**Exercise inputs**
::::::::
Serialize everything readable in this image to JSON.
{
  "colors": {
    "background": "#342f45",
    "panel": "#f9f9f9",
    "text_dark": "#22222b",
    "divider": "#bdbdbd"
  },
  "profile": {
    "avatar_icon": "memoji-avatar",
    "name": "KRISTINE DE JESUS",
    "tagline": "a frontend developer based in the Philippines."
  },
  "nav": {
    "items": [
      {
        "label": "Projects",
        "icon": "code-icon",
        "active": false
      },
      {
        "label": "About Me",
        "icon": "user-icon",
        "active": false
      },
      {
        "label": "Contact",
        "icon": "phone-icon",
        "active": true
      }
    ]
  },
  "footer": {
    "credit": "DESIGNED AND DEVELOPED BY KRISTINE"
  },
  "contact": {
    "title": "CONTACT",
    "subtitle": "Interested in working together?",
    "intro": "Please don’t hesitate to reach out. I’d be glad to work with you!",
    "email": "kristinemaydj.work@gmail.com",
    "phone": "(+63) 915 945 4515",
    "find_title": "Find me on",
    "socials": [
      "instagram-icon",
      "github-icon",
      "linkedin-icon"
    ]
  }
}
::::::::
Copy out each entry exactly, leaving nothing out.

**Response to the exercise**
Serialize everything readable in this image to JSON.
{
  "colors": {
    "background": "#342f45",
    "panel": "#f9f9f9",
    "text_dark": "#22222b",
    "divider": "#bdbdbd"
  },
  "profile": {
    "avatar_icon": "memoji-avatar",
    "name": "KRISTINE DE JESUS",
    "tagline": "a frontend developer based in the Philippines."
  },
  "nav": {
    "items": [
      {
        "label": "Projects",
        "icon": "code-icon",
        "active": false
      },
      {
        "label": "About Me",
        "icon": "user-icon",
        "active": false
      },
      {
        "label": "Contact",
        "icon": "phone-icon",
        "active": true
      }
    ]
  },
  "footer": {
    "credit": "DESIGNED AND DEVELOPED BY KRISTINE"
  },
  "contact": {
    "title": "CONTACT",
    "subtitle": "Interested in working together?",
    "intro": "Please don’t hesitate to reach out. I’d be glad to work with you!",
    "email": "kristinemaydj.work@gmail.com",
    "phone": "(+63) 915 945 4515",
    "find_title": "Find me on",
    "socials": [
      "instagram-icon",
      "github-icon",
      "linkedin-icon"
    ]
  }
}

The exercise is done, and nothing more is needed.